◆ AVAILABLE DATA:
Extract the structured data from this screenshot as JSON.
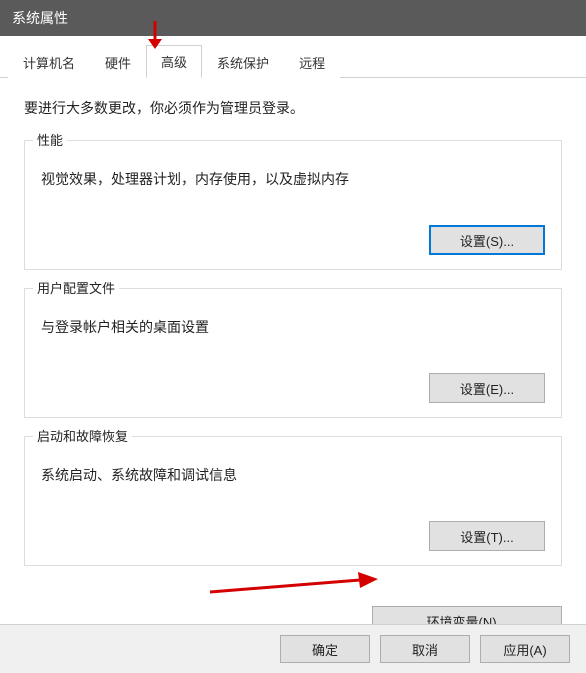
{
  "title": "系统属性",
  "tabs": {
    "computer_name": "计算机名",
    "hardware": "硬件",
    "advanced": "高级",
    "system_protection": "系统保护",
    "remote": "远程"
  },
  "note": "要进行大多数更改，你必须作为管理员登录。",
  "perf": {
    "title": "性能",
    "desc": "视觉效果，处理器计划，内存使用，以及虚拟内存",
    "button": "设置(S)..."
  },
  "profile": {
    "title": "用户配置文件",
    "desc": "与登录帐户相关的桌面设置",
    "button": "设置(E)..."
  },
  "startup": {
    "title": "启动和故障恢复",
    "desc": "系统启动、系统故障和调试信息",
    "button": "设置(T)..."
  },
  "env_button": "环境变量(N)...",
  "bottom": {
    "ok": "确定",
    "cancel": "取消",
    "apply": "应用(A)"
  }
}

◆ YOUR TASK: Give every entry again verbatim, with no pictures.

◆ REPLY:
Extract the structured data from this screenshot as JSON.
{
  "title": "系统属性",
  "tabs": {
    "computer_name": "计算机名",
    "hardware": "硬件",
    "advanced": "高级",
    "system_protection": "系统保护",
    "remote": "远程"
  },
  "note": "要进行大多数更改，你必须作为管理员登录。",
  "perf": {
    "title": "性能",
    "desc": "视觉效果，处理器计划，内存使用，以及虚拟内存",
    "button": "设置(S)..."
  },
  "profile": {
    "title": "用户配置文件",
    "desc": "与登录帐户相关的桌面设置",
    "button": "设置(E)..."
  },
  "startup": {
    "title": "启动和故障恢复",
    "desc": "系统启动、系统故障和调试信息",
    "button": "设置(T)..."
  },
  "env_button": "环境变量(N)...",
  "bottom": {
    "ok": "确定",
    "cancel": "取消",
    "apply": "应用(A)"
  }
}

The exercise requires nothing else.